History of the Grumman F4F Wildcat
Grumman F4F Wildcat
The Grumman F4F Wildcat was an American fighter aircraft in World War II. Over 7,800 F4F Wildcat's were built by Grumman between 1937 and 1945. Built for the US Navy, it was also used by the British.
The Grumman F4F Wildcat was used almost exclusively in the beginning stages of World War II in the Pacific theater. The F4F Wildcats fared well or were comparable in combat against the enemy fighter aircraft, the Japanese Zero.
The Grumman F4F Wildcat was the predecessor to the F6F Hellcat for the US. In Great Britain the F4F Wildcats were called Martlets and used by the Royal Navy. The RAF used the Spitfires and Hawkers almost exclusively and the Royal Navy needed the F6F as a fighter.
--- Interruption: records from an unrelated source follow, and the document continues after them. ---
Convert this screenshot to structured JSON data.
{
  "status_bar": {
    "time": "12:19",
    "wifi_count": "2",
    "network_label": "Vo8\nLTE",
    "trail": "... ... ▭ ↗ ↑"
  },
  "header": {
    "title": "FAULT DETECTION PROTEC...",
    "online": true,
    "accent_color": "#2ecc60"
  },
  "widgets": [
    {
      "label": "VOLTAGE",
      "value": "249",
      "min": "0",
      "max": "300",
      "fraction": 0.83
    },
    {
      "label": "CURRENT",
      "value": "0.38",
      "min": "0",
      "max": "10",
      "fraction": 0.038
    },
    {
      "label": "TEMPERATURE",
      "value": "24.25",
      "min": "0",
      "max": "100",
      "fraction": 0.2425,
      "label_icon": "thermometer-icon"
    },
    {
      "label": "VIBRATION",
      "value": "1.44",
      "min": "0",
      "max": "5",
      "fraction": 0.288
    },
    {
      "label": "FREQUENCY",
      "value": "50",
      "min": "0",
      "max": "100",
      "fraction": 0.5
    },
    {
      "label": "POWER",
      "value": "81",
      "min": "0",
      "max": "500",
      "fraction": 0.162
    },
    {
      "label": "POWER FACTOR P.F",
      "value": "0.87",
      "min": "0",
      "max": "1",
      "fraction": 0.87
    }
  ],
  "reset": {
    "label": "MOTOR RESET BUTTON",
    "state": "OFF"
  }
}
The Grumman F4F Wildcat saw operations in the European theater and was known to have shot down a few German Messerschmitt BF 109's. The Grumman F4F Wildcat was a tough, multipurpose fighter aircraft.
The Grumman F4F Wildcat was powered by a Pratt and Whitney R-1830 radial engine and had a top speed of around 330 mph. The Grumman F4F Wildcat had a service of over 39,000 feet ceiling of and a range of 845 miles.
The Grumman F4F Wildcat was armed with six .50 cal Browning machine guns which is basically the same armament as the P-51 Mustangs.